MATERIAL SUPPLIED —
Segment Open
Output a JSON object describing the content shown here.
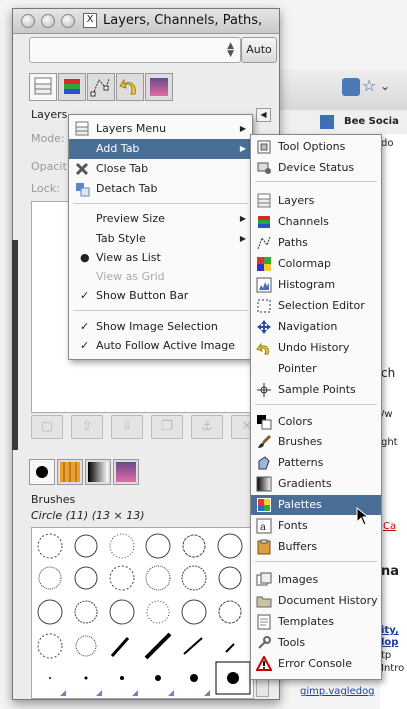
{
  "window": {
    "title": "Layers, Channels, Paths,",
    "auto_label": "Auto"
  },
  "dock": {
    "panel_title": "Layers",
    "mode_label": "Mode:",
    "opacity_label": "Opacit",
    "lock_label": "Lock:",
    "brushes_title": "Brushes",
    "brush_name": "Circle (11) (13 × 13)"
  },
  "menu1": {
    "items": [
      {
        "label": "Layers Menu",
        "submenu": true,
        "icon": "layers-menu-icon"
      },
      {
        "label": "Add Tab",
        "submenu": true,
        "selected": true
      },
      {
        "label": "Close Tab",
        "icon": "close-x-icon"
      },
      {
        "label": "Detach Tab",
        "icon": "detach-icon"
      },
      {
        "label": "Preview Size",
        "submenu": true
      },
      {
        "label": "Tab Style",
        "submenu": true
      },
      {
        "label": "View as List",
        "mark": "●"
      },
      {
        "label": "View as Grid",
        "disabled": true
      },
      {
        "label": "Show Button Bar",
        "mark": "✓"
      },
      {
        "label": "Show Image Selection",
        "mark": "✓"
      },
      {
        "label": "Auto Follow Active Image",
        "mark": "✓"
      }
    ]
  },
  "menu2": {
    "items": [
      {
        "label": "Tool Options",
        "icon": "tool-options-icon"
      },
      {
        "label": "Device Status",
        "icon": "device-status-icon"
      },
      {
        "label": "Layers",
        "icon": "layers-icon"
      },
      {
        "label": "Channels",
        "icon": "channels-icon"
      },
      {
        "label": "Paths",
        "icon": "paths-icon"
      },
      {
        "label": "Colormap",
        "icon": "colormap-icon"
      },
      {
        "label": "Histogram",
        "icon": "histogram-icon"
      },
      {
        "label": "Selection Editor",
        "icon": "selection-editor-icon"
      },
      {
        "label": "Navigation",
        "icon": "navigation-icon"
      },
      {
        "label": "Undo History",
        "icon": "undo-history-icon"
      },
      {
        "label": "Pointer",
        "icon": "pointer-icon"
      },
      {
        "label": "Sample Points",
        "icon": "sample-points-icon"
      },
      {
        "label": "Colors",
        "icon": "colors-icon"
      },
      {
        "label": "Brushes",
        "icon": "brushes-icon"
      },
      {
        "label": "Patterns",
        "icon": "patterns-icon"
      },
      {
        "label": "Gradients",
        "icon": "gradients-icon"
      },
      {
        "label": "Palettes",
        "icon": "palettes-icon",
        "selected": true
      },
      {
        "label": "Fonts",
        "icon": "fonts-icon"
      },
      {
        "label": "Buffers",
        "icon": "buffers-icon"
      },
      {
        "label": "Images",
        "icon": "images-icon"
      },
      {
        "label": "Document History",
        "icon": "document-history-icon"
      },
      {
        "label": "Templates",
        "icon": "templates-icon"
      },
      {
        "label": "Tools",
        "icon": "tools-icon"
      },
      {
        "label": "Error Console",
        "icon": "error-console-icon"
      }
    ]
  },
  "background_browser": {
    "bookmark": "Bee Socia",
    "text_fragments": [
      "do",
      "ch",
      "/w",
      "ght",
      "na",
      "ity,",
      "lop",
      "Ca",
      "tp",
      "Intro",
      "gimp.vagledog"
    ],
    "accent": "#1a3ea8"
  }
}
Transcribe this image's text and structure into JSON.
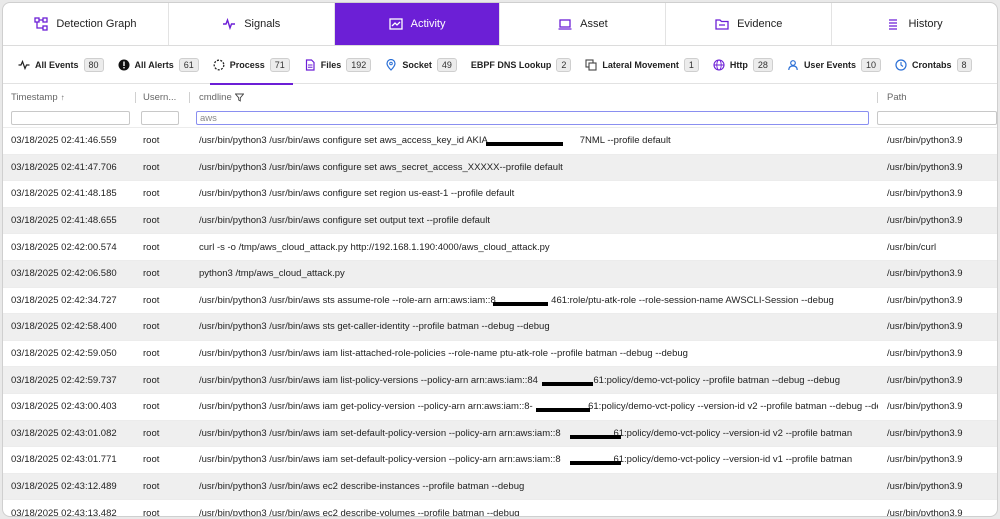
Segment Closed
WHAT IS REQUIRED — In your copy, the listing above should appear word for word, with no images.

OUTPUT FOR THIS TASK —
Output a JSON object describing the content shown here.
{
  "window": {
    "title": "Layers, Channels, Paths,",
    "auto_label": "Auto"
  },
  "dock": {
    "panel_title": "Layers",
    "mode_label": "Mode:",
    "opacity_label": "Opacit",
    "lock_label": "Lock:",
    "brushes_title": "Brushes",
    "brush_name": "Circle (11) (13 × 13)"
  },
  "menu1": {
    "items": [
      {
        "label": "Layers Menu",
        "submenu": true,
        "icon": "layers-menu-icon"
      },
      {
        "label": "Add Tab",
        "submenu": true,
        "selected": true
      },
      {
        "label": "Close Tab",
        "icon": "close-x-icon"
      },
      {
        "label": "Detach Tab",
        "icon": "detach-icon"
      },
      {
        "label": "Preview Size",
        "submenu": true
      },
      {
        "label": "Tab Style",
        "submenu": true
      },
      {
        "label": "View as List",
        "mark": "●"
      },
      {
        "label": "View as Grid",
        "disabled": true
      },
      {
        "label": "Show Button Bar",
        "mark": "✓"
      },
      {
        "label": "Show Image Selection",
        "mark": "✓"
      },
      {
        "label": "Auto Follow Active Image",
        "mark": "✓"
      }
    ]
  },
  "menu2": {
    "items": [
      {
        "label": "Tool Options",
        "icon": "tool-options-icon"
      },
      {
        "label": "Device Status",
        "icon": "device-status-icon"
      },
      {
        "label": "Layers",
        "icon": "layers-icon"
      },
      {
        "label": "Channels",
        "icon": "channels-icon"
      },
      {
        "label": "Paths",
        "icon": "paths-icon"
      },
      {
        "label": "Colormap",
        "icon": "colormap-icon"
      },
      {
        "label": "Histogram",
        "icon": "histogram-icon"
      },
      {
        "label": "Selection Editor",
        "icon": "selection-editor-icon"
      },
      {
        "label": "Navigation",
        "icon": "navigation-icon"
      },
      {
        "label": "Undo History",
        "icon": "undo-history-icon"
      },
      {
        "label": "Pointer",
        "icon": "pointer-icon"
      },
      {
        "label": "Sample Points",
        "icon": "sample-points-icon"
      },
      {
        "label": "Colors",
        "icon": "colors-icon"
      },
      {
        "label": "Brushes",
        "icon": "brushes-icon"
      },
      {
        "label": "Patterns",
        "icon": "patterns-icon"
      },
      {
        "label": "Gradients",
        "icon": "gradients-icon"
      },
      {
        "label": "Palettes",
        "icon": "palettes-icon",
        "selected": true
      },
      {
        "label": "Fonts",
        "icon": "fonts-icon"
      },
      {
        "label": "Buffers",
        "icon": "buffers-icon"
      },
      {
        "label": "Images",
        "icon": "images-icon"
      },
      {
        "label": "Document History",
        "icon": "document-history-icon"
      },
      {
        "label": "Templates",
        "icon": "templates-icon"
      },
      {
        "label": "Tools",
        "icon": "tools-icon"
      },
      {
        "label": "Error Console",
        "icon": "error-console-icon"
      }
    ]
  },
  "background_browser": {
    "bookmark": "Bee Socia",
    "text_fragments": [
      "do",
      "ch",
      "/w",
      "ght",
      "na",
      "ity,",
      "lop",
      "Ca",
      "tp",
      "Intro",
      "gimp.vagledog"
    ],
    "accent": "#1a3ea8"
  }
}
Transcribe this image's text and structure into JSON.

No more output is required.